AUSTIN (KXAN) — The federal government announced new measures Thursday aimed at making the travel experience easier for Americans regardless of their gender identity.
The U.S. Department of Homeland Security (DHS) shared how agency leaders believe technology upgrades and process changes will improve screening procedures as “part of a concerted effort by the Biden-Harris Administration to advance equality for transgender, non-binary, and gender non-conforming Americans,” according to a news release. These actions came in conjunction with the White House officially recognizing March 31 as Transgender Day of Visibility, which is a day dedicated to celebrating accomplishments of transgender people while still acknowledging the violence and discrimination they face.
Later this year, DHS stated the Transportation Security Administration (TSA) intends to roll out updates to its body scanner technology that will make the machines gender-neutral. The White House said in a statement, “By replacing the current, gender-based system with this more accurate technology, TSA will improve the customer experience of transgender travelers who have previously been required to undergo additional screening due to alarms in sensitive areas.”
The way it’s set up now, TSA agents have discretion to choose either a male or female option to scan people based on how they perceive their appearance. If their body doesn’t match that kind of binary algorithm, then chances are they’ll get pulled aside for additional screening.
TSA said it received $18.6 million to work with the manufacturer of its body scanners “to complete the development, testing, and deployment of algorithm updates to AIT units nationwide.” Once that testing is complete, then TSA said it will deploy the technology update to airports around the country.
In addition to changing airport screening equipment, another action will allow for the use of an “X” for travelers going through Precheck who do not identify as male or female. TSA officers will also receive new instructions on screening intended to make procedures less invasive. The TSA will work with airlines to promote the acceptance of the “X” gender marker.
Emmett Schelling, the executive director of the Transgender Education Network of Texas, called these announcements “a gift,” especially on Transgender Day of Visibility. He said he’s not a fan of flying because he always knows security will flag him for additional searches and pat-downs, so he hopes these changes will improve that experience.
“This is what it comes down to: we just want to be able to exist [and] live our lives just the same as anybody else,” Schelling said. “Nobody wants to sit here and have to have special exceptions because nobody wants to have to stand there and draw that kind of attention to themselves over something that other people then receive with more questions, as opposed to let’s think of solutions. I think, hopefully, we can get out of that place.”

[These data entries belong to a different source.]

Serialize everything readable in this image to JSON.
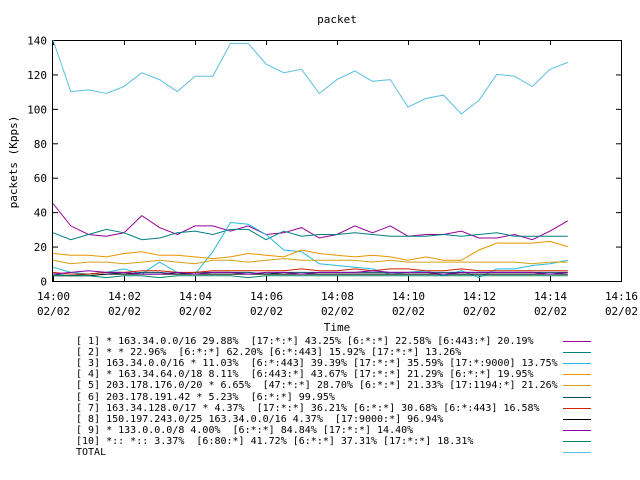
{
  "colors": {
    "axis": "#000000",
    "background": "#ffffff"
  },
  "chart_data": {
    "type": "line",
    "title": "packet",
    "xlabel": "Time",
    "ylabel": "packets (Kpps)",
    "ylim": [
      0,
      140
    ],
    "yticks": [
      "0",
      "20",
      "40",
      "60",
      "80",
      "100",
      "120",
      "140"
    ],
    "xticks": [
      {
        "time": "14:00",
        "date": "02/02"
      },
      {
        "time": "14:02",
        "date": "02/02"
      },
      {
        "time": "14:04",
        "date": "02/02"
      },
      {
        "time": "14:06",
        "date": "02/02"
      },
      {
        "time": "14:08",
        "date": "02/02"
      },
      {
        "time": "14:10",
        "date": "02/02"
      },
      {
        "time": "14:12",
        "date": "02/02"
      },
      {
        "time": "14:14",
        "date": "02/02"
      },
      {
        "time": "14:16",
        "date": "02/02"
      }
    ],
    "x": [
      "14:00",
      "14:00:30",
      "14:01",
      "14:01:30",
      "14:02",
      "14:02:30",
      "14:03",
      "14:03:30",
      "14:04",
      "14:04:30",
      "14:05",
      "14:05:30",
      "14:06",
      "14:06:30",
      "14:07",
      "14:07:30",
      "14:08",
      "14:08:30",
      "14:09",
      "14:09:30",
      "14:10",
      "14:10:30",
      "14:11",
      "14:11:30",
      "14:12",
      "14:12:30",
      "14:13",
      "14:13:30",
      "14:14",
      "14:14:30"
    ],
    "series": [
      {
        "name": "[ 1] * 163.34.0.0/16 29.88%  [17:*:*] 43.25% [6:*:*] 22.58% [6:443:*] 20.19%",
        "color": "#990099",
        "values": [
          45,
          32,
          27,
          26,
          28,
          38,
          31,
          27,
          32,
          32,
          29,
          32,
          27,
          28,
          31,
          25,
          27,
          32,
          28,
          32,
          26,
          27,
          27,
          29,
          25,
          25,
          27,
          24,
          29,
          35
        ]
      },
      {
        "name": "[ 2] * * 22.96%  [6:*:*] 62.20% [6:*:443] 15.92% [17:*:*] 13.26%",
        "color": "#008080",
        "values": [
          28,
          24,
          27,
          30,
          28,
          24,
          25,
          28,
          29,
          27,
          30,
          30,
          24,
          29,
          26,
          27,
          27,
          28,
          27,
          26,
          26,
          26,
          27,
          26,
          27,
          28,
          26,
          26,
          26,
          26
        ]
      },
      {
        "name": "[ 3] 163.34.0.0/16 * 11.03%  [6:*:443] 39.39% [17:*:*] 35.59% [17:*:9000] 13.75%",
        "color": "#22bbdd",
        "values": [
          8,
          5,
          4,
          5,
          7,
          4,
          11,
          5,
          4,
          17,
          34,
          33,
          27,
          18,
          17,
          10,
          9,
          8,
          7,
          4,
          5,
          6,
          3,
          6,
          2,
          7,
          7,
          9,
          10,
          12
        ]
      },
      {
        "name": "[ 4] * 163.34.64.0/18 8.11%  [6:443:*] 43.67% [17:*:*] 21.29% [6:*:*] 19.95%",
        "color": "#e69500",
        "values": [
          16,
          15,
          15,
          14,
          16,
          17,
          15,
          15,
          14,
          13,
          14,
          16,
          15,
          14,
          18,
          16,
          15,
          14,
          15,
          14,
          12,
          14,
          12,
          12,
          18,
          22,
          22,
          22,
          23,
          20
        ]
      },
      {
        "name": "[ 5] 203.178.176.0/20 * 6.65%  [47:*:*] 28.70% [6:*:*] 21.33% [17:1194:*] 21.26%",
        "color": "#d4a017",
        "values": [
          12,
          10,
          11,
          11,
          10,
          11,
          12,
          11,
          10,
          12,
          12,
          11,
          12,
          13,
          12,
          12,
          12,
          12,
          11,
          12,
          11,
          11,
          11,
          11,
          11,
          11,
          11,
          10,
          11,
          11
        ]
      },
      {
        "name": "[ 6] 203.178.191.42 * 5.23%  [6:*:*] 99.95%",
        "color": "#005060",
        "values": [
          4,
          3,
          4,
          5,
          4,
          5,
          5,
          4,
          5,
          5,
          5,
          5,
          4,
          5,
          5,
          5,
          5,
          5,
          5,
          5,
          5,
          5,
          5,
          5,
          5,
          5,
          5,
          5,
          5,
          5
        ]
      },
      {
        "name": "[ 7] 163.34.128.0/17 * 4.37%  [17:*:*] 36.21% [6:*:*] 30.68% [6:*:443] 16.58%",
        "color": "#cc2200",
        "values": [
          5,
          4,
          4,
          5,
          5,
          6,
          6,
          5,
          5,
          6,
          6,
          6,
          6,
          6,
          7,
          6,
          6,
          7,
          6,
          7,
          7,
          6,
          6,
          7,
          6,
          6,
          6,
          6,
          6,
          6
        ]
      },
      {
        "name": "[ 8] 150.197.243.0/25 163.34.0.0/16 4.37%  [17:9000:*] 96.94%",
        "color": "#000000",
        "values": [
          3,
          3,
          3,
          4,
          4,
          4,
          4,
          4,
          4,
          4,
          4,
          4,
          4,
          4,
          4,
          4,
          4,
          4,
          4,
          4,
          4,
          4,
          4,
          4,
          4,
          4,
          4,
          4,
          4,
          4
        ]
      },
      {
        "name": "[ 9] * 133.0.0.0/8 4.00%  [6:*:*] 84.84% [17:*:*] 14.40%",
        "color": "#8800aa",
        "values": [
          4,
          5,
          6,
          5,
          5,
          4,
          4,
          5,
          4,
          5,
          5,
          4,
          5,
          5,
          4,
          5,
          5,
          5,
          6,
          5,
          5,
          5,
          4,
          5,
          5,
          5,
          5,
          5,
          4,
          5
        ]
      },
      {
        "name": "[10] *:: *:: 3.37%  [6:80:*] 41.72% [6:*:*] 37.31% [17:*:*] 18.31%",
        "color": "#008866",
        "values": [
          3,
          3,
          3,
          2,
          3,
          3,
          2,
          3,
          3,
          3,
          3,
          2,
          3,
          3,
          3,
          3,
          3,
          3,
          3,
          3,
          3,
          3,
          3,
          3,
          3,
          3,
          3,
          3,
          3,
          3
        ]
      },
      {
        "name": "TOTAL",
        "color": "#5bc0de",
        "values": [
          140,
          110,
          111,
          109,
          113,
          121,
          117,
          110,
          119,
          119,
          138,
          138,
          126,
          121,
          123,
          109,
          117,
          122,
          116,
          117,
          101,
          106,
          108,
          97,
          105,
          120,
          119,
          113,
          123,
          127
        ]
      }
    ],
    "grid": false,
    "legend_position": "bottom"
  }
}
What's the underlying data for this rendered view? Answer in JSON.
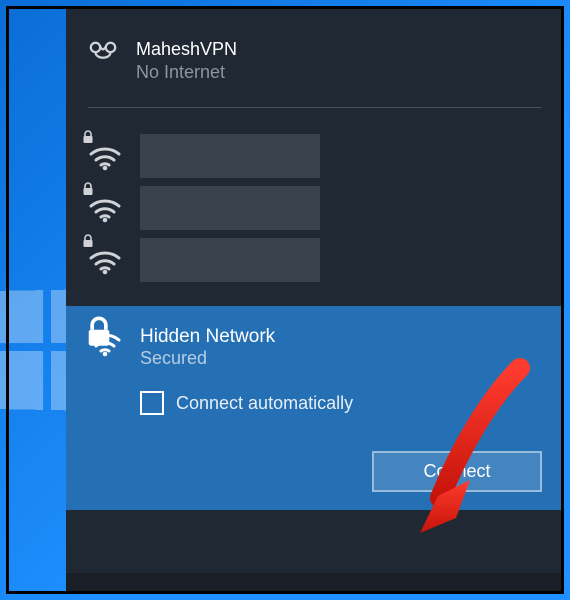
{
  "vpn": {
    "name": "MaheshVPN",
    "status": "No Internet"
  },
  "wifi_items": [
    {
      "secured": true
    },
    {
      "secured": true
    },
    {
      "secured": true
    }
  ],
  "selected": {
    "name": "Hidden Network",
    "status": "Secured"
  },
  "connect_auto_label": "Connect automatically",
  "connect_button_label": "Connect"
}
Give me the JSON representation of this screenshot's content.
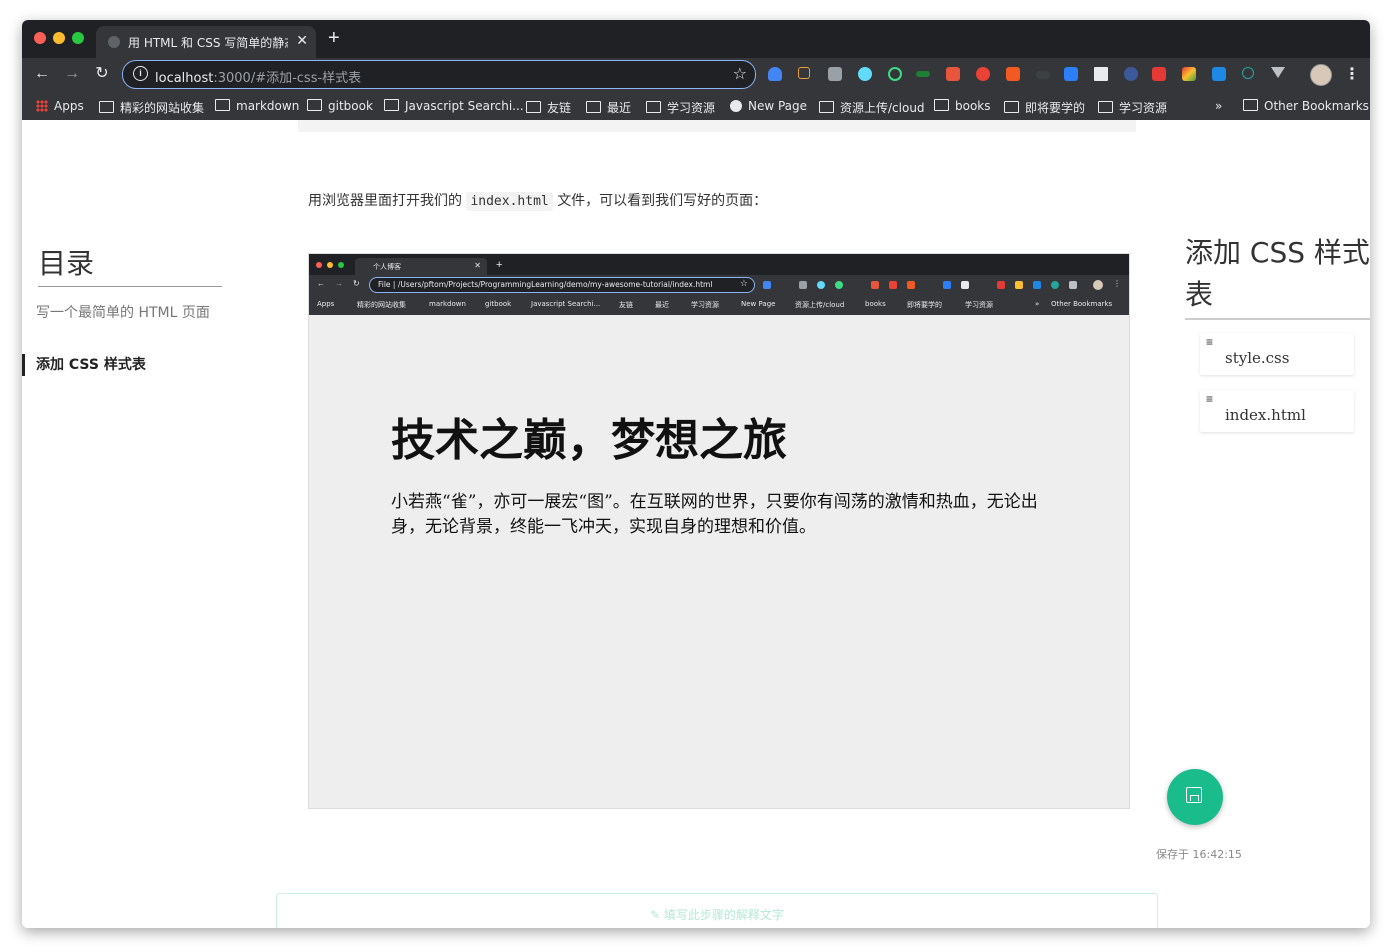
{
  "browser": {
    "tab_title": "用 HTML 和 CSS 写简单的静态",
    "tab_close": "✕",
    "new_tab": "+",
    "url_host": "localhost",
    "url_path": ":3000/#添加-css-样式表",
    "star": "☆",
    "back": "←",
    "forward": "→",
    "reload": "↻",
    "menu": "⋮",
    "bookmarks": [
      {
        "label": "Apps",
        "icon": "apps-grid-icon"
      },
      {
        "label": "精彩的网站收集",
        "icon": "folder-icon"
      },
      {
        "label": "markdown",
        "icon": "folder-icon"
      },
      {
        "label": "gitbook",
        "icon": "folder-icon"
      },
      {
        "label": "Javascript Searchi...",
        "icon": "folder-icon"
      },
      {
        "label": "友链",
        "icon": "folder-icon"
      },
      {
        "label": "最近",
        "icon": "folder-icon"
      },
      {
        "label": "学习资源",
        "icon": "folder-icon"
      },
      {
        "label": "New Page",
        "icon": "github-icon"
      },
      {
        "label": "资源上传/cloud",
        "icon": "folder-icon"
      },
      {
        "label": "books",
        "icon": "folder-icon"
      },
      {
        "label": "即将要学的",
        "icon": "folder-icon"
      },
      {
        "label": "学习资源",
        "icon": "folder-icon"
      }
    ],
    "bookmarks_overflow": "»",
    "other_bookmarks": "Other Bookmarks"
  },
  "page": {
    "intro_before": "用浏览器里面打开我们的",
    "intro_code": "index.html",
    "intro_after": "文件，可以看到我们写好的页面：",
    "toc": {
      "title": "目录",
      "items": [
        {
          "label": "写一个最简单的 HTML 页面",
          "active": false
        },
        {
          "label": "添加 CSS 样式表",
          "active": true
        }
      ]
    },
    "screenshot": {
      "tab_title": "个人博客",
      "tab_close": "✕",
      "new_tab": "+",
      "url": "File  |  /Users/pftom/Projects/ProgrammingLearning/demo/my-awesome-tutorial/index.html",
      "bookmarks": [
        "Apps",
        "精彩的网站收集",
        "markdown",
        "gitbook",
        "Javascript Searchi...",
        "友链",
        "最近",
        "学习资源",
        "New Page",
        "资源上传/cloud",
        "books",
        "即将要学的",
        "学习资源",
        "»",
        "Other Bookmarks"
      ],
      "heading": "技术之巅，梦想之旅",
      "paragraph": "小若燕“雀”，亦可一展宏“图”。在互联网的世界，只要你有闯荡的激情和热血，无论出身，无论背景，终能一飞冲天，实现自身的理想和价值。"
    },
    "right_toc": {
      "title": "添加 CSS 样式表",
      "files": [
        {
          "icon": "≡",
          "name": "style.css"
        },
        {
          "icon": "≡",
          "name": "index.html"
        }
      ]
    },
    "saved_text": "保存于 16:42:15",
    "explain_placeholder": "✎  填写此步骤的解释文字",
    "accent_color": "#1abc8c"
  }
}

Starting on April 11, the White House announced Americans can also choose to have an “X” as their gender marker on their U.S. passport application.
“This is a major step in delivering on the President’s commitment to expand access to accurate identification documents for transgender and non-binary Americans,” the White House wrote in a statement.
Following the release of these new actions, President Biden posted a video on Twitter talking about why he’s recognizing Transgender Day of Visibility and included a veiled dig at states like Texas.
“The onslaught of anti-transgender state laws attacking you and your families is simply wrong,” Biden said in the video. “This administration is standing up for you against all these hateful bills, and we’re committed to advancing transgender equality in the classroom, on the playing field, at work, in our military, in our housing and health care systems — everywhere.”
Texas became the largest state last year to ban transgender students from playing on school sports teams that match their gender identity — a trend that many states with Republican leaders have since enacted. Attorney General Ken Paxton also issued a nonbinding legal opinion in February that classified certain transitioning procedures as child abuse. That opinion then led Gov. Greg Abbott to direct the Texas Department of Family and Protective Services to open child abuse investigations into families who seek gender-affirming health care for their transgender children.
Paxton asked the state Supreme Court to intervene to allow child abuse investigations into parents of transgender children. His request comes just days after a Texas appeals court reinstated a temporary injunction blocking the state’s child welfare agency from investigating parents solely because they provide gender-affirming care to their children.
Protests against those actions ensued and made some parents hide or consider leaving the state with their kids, Schelling said.
He pointed to the recent DFPS council meeting where volunteers spoke on behalf of more than 80 families with trans kids because they said they were too scared to come and address the group in person. For those reasons, he called the circumstances surrounding this year’s Transgender Day of Visibility “bittersweet” because people in Texas could now face consequences for publicly acknowledging who they are.
“What we have seen is people across the trans community that are adults, young people who know that their lives have been saved by gender-affirming care have come out en masse to be visible in ways that I think go above and beyond an individual sense,” Schelling said. “It’s wanting to be as visible as they can because we know the sooner that people understand who we are, this narrative about us that’s based in fear and really misinformation is not who we are.”
Democratic leaders in Texas also shared their support Thursday for the transgender community. Beto O’Rourke, the gubernatorial candidate, tweeted a photo of himself wearing a T-shirt with the words “Don’t Mess with Trans Kids” written on it.